Review by Charles Cassady, Jr.
As you have probably noticed, America has pretty much lost the War on Drugs. The War on Terrorism isn't going too well. I don't hear much about the War on Poverty; evidently it went kind of like Iraq, where America just walked away to let the Muslim Brotherhood pick up the slack.
So I wouldn't get up too much hope for the latest of our "wars," the War on Bullying. Remember that one? Americans were gung-ho about it. But bullies, it seems to me, pretty much had the home-field advantage from the start, having long ago gotten entrenched into positions of government, upper management, media elite, law enforcement and (in the case of the Mean Girls) human resources and hiring departments in the job market.

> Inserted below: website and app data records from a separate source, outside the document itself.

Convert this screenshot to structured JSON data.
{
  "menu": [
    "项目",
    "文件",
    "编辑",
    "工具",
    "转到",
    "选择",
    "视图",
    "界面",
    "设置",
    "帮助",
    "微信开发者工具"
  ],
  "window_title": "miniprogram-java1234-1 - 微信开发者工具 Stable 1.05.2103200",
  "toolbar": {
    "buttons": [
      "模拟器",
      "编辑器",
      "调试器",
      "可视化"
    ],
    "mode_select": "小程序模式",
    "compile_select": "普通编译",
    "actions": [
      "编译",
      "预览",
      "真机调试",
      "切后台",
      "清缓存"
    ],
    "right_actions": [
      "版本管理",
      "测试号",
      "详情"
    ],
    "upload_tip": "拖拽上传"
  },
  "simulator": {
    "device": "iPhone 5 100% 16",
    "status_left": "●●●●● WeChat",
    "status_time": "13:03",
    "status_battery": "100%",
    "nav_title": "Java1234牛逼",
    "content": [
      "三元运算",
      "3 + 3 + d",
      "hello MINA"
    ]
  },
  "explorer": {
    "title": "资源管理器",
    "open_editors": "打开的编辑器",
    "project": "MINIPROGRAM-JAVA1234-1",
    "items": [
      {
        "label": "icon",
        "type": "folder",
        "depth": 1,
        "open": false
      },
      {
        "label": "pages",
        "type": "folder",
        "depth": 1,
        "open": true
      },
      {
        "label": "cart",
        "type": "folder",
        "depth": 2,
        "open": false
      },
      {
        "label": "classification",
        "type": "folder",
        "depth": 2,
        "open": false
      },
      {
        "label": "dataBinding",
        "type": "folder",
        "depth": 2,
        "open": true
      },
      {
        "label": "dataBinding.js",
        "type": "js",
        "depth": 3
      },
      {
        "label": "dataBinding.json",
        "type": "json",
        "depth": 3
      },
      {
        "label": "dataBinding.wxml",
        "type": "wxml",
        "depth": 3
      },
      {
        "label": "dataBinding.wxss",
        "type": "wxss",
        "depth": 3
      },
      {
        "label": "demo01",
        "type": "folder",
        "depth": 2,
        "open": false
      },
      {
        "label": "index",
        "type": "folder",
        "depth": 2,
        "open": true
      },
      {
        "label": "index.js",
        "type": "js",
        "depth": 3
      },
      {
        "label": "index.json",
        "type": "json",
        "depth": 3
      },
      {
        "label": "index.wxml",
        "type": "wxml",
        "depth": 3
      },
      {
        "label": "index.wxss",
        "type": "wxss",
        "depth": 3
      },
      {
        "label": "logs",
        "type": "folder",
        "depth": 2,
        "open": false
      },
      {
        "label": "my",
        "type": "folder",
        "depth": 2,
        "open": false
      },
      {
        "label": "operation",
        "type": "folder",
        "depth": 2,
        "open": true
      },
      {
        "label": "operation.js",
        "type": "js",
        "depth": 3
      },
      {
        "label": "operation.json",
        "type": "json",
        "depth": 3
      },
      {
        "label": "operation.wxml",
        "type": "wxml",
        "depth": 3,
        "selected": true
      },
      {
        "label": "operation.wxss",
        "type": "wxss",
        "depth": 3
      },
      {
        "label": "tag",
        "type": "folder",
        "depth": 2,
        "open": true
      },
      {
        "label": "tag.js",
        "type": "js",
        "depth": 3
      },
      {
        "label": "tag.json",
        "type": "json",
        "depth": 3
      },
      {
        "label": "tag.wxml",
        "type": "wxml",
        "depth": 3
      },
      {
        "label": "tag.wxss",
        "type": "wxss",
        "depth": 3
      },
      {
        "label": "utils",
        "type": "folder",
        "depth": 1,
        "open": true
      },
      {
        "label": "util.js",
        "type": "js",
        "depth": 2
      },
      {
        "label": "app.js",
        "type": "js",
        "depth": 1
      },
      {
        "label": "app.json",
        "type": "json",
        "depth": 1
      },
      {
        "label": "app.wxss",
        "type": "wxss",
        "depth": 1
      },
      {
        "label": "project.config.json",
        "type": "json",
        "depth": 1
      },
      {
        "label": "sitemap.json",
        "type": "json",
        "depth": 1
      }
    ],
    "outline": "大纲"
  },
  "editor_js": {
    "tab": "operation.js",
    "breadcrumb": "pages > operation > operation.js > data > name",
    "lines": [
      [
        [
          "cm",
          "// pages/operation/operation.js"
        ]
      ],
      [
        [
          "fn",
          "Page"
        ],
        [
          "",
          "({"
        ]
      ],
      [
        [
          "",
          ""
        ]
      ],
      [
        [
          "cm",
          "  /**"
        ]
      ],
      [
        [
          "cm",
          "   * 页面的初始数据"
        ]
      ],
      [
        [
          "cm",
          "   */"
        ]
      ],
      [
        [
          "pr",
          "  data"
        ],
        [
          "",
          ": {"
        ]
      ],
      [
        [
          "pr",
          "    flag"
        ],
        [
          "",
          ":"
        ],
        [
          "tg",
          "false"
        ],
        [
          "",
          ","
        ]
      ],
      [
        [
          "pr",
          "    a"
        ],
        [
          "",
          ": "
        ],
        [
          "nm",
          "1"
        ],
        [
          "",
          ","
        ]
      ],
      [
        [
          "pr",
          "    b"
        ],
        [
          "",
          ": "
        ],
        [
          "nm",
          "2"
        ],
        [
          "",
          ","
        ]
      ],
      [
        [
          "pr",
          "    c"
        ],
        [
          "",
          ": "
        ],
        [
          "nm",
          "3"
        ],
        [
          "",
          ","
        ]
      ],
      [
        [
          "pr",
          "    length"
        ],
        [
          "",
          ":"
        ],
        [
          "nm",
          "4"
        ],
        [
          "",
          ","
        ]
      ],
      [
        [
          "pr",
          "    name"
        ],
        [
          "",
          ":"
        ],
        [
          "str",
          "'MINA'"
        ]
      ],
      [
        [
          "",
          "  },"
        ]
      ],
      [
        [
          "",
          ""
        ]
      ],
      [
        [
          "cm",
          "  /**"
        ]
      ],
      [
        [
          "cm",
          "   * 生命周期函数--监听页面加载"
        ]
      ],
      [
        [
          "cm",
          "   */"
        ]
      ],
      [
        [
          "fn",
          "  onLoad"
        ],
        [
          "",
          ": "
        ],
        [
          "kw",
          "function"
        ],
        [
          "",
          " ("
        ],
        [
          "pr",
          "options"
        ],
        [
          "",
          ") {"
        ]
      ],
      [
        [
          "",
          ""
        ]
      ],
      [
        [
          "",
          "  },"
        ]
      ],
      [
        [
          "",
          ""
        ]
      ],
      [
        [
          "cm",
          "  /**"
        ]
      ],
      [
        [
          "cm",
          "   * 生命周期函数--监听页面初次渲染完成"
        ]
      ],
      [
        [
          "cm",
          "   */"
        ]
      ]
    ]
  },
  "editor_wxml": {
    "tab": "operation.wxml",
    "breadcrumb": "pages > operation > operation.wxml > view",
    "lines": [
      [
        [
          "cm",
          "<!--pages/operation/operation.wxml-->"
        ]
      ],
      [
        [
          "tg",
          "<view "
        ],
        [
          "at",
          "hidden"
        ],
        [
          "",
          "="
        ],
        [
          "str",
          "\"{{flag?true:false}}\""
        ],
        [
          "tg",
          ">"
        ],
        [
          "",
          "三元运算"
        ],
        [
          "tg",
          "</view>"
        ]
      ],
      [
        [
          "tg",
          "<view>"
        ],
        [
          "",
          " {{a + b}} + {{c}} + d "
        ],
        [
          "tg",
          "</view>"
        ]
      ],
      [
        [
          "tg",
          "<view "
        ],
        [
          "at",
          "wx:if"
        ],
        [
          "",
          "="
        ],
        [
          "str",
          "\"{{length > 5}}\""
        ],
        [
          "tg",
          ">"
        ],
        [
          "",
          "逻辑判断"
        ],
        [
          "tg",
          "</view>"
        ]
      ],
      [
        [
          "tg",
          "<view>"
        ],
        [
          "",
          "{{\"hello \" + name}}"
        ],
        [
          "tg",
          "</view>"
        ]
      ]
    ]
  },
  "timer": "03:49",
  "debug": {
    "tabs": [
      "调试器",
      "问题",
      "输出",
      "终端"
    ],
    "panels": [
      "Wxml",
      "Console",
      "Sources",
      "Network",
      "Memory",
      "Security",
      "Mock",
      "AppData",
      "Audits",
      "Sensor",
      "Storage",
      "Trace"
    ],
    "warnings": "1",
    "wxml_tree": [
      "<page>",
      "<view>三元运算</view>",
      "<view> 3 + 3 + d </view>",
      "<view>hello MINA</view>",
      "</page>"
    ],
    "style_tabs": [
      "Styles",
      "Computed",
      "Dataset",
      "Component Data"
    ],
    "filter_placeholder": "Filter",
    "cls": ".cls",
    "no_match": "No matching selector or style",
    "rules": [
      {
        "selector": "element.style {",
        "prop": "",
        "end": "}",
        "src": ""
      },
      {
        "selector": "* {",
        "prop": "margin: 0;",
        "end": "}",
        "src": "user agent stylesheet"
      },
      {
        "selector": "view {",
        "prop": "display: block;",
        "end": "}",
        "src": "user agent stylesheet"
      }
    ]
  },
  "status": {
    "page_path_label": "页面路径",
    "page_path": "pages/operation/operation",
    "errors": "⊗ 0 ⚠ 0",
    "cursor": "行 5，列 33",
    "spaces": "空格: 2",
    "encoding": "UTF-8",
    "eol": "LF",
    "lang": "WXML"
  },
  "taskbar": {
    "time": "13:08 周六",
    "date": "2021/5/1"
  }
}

But if you've been following the latest news from the bully battleground, one of the prime targets for persecution now are schoolboys who get caught by their peers with My Little Pony merchandise and accessories, like school backpacks and such. Yes, they've been special targets for abuse, and My Little Pony-related incidents of persecution have made the news.
I had already been somewhat enlightened to the fact that there is a thriving subculture of males mysteriously drawn to the cartoon and toy franchise My Little Pony. I know this not because Tyler Durden knows this, but because I was recently assigned to review a documentary about the phenomenon, BRONIES. Say, Bob Ignizio, can the Cleveland Movie Blog copyright the word "otaku-mentary" before someone else does? Your wife's a lawyer...
BRONIES comes along in the tradition of TREKKIES, RINGERS: LORD OF THE FANS, STAR WOIDS, JEDI JUNKIES and other mini-genre films studying sci-fi and fantasy obsessives. Thus, otaku-mentaries. BRONIES concerns grownups - largely males - consumed with the TV cartoon series My Little Pony: Friendship is Magic, for which the target audience was initially assumed to be little girls.
Director Laurent Malaquais introduces My Little Pony fanciers, collectors and cosplayers. There’s a Gulf War soldier, a British guy with Asperberger's, a bullied North Carolina pilot, an Israeli music composer and YouTube sensation "the Living Tombstone" (I'm trying to be a YouTube sensation myself, but it really isn't working - search for keyword "Cassxdy" if you want). Oh, and Maine adolescent Lyle, fearful of what his "conservative" father (a Bush poster is visible) will say.
All these males are captivated by the non-violent, rainbow-filled cartoon and its morality lessons, which get recapped by a unicorn at the end of each episode. We visit conventions of `Bronies' (brothers + Pony, get it?), in the UK, in Germany and in the USA.
Attendees at the American one include the show's voiceover actors John De Lancie and Tara Strong and My Little Pony: Friendship is Magic writer Lauren Faust - all of whom happen to be executive producers of this feature. So they might just possibly have been invested in this as a bit of a career opportunity, perhaps? Oh, what a Gargamel-like thing to say (sorry, wrong franchise). In any case, we get to see the always-charming De Lancie helping to play family mediator for Lyle and his dad at a Maine event.
Only a real grouch could take offense at the film’s message of acceptance and tolerance, even if it is a bit of an advertorial for My Little Pony. But be it known that the real grouch writing this, who is no stranger to TV cartoons but never got paid to watch My Little Pony, didn't quite grokk the wonderfulness of the cartoon being discussed. But De Lancie performs a great rhyming info-download that explains how previous My Little Pony shows existed in the long-running franchise, but they were pretty much just the cheapjack toy-merch commercials they looked like. Only the Lauren Faust-scripted revival with the subtitle "Friendship is Magic" has the quality and philosophy that has captivated so many guys around the world.
Okay, I’ll take his word for it. After all, who could really get a solid handle on Star Trek-dom by watching nothing but the TREKKIES movies (which also have De Lancie in them, by the way).
So there. See BRONIES, show it in your school, and maybe the bullies will shift their attention to abusing, oh, I don’t know, kids who read the Cleveland Movie Blog, perhaps? Meanwhile I think this country is possibly winning the War on Somali Pirates. Or at least holding our own. (3 out of 4 stars)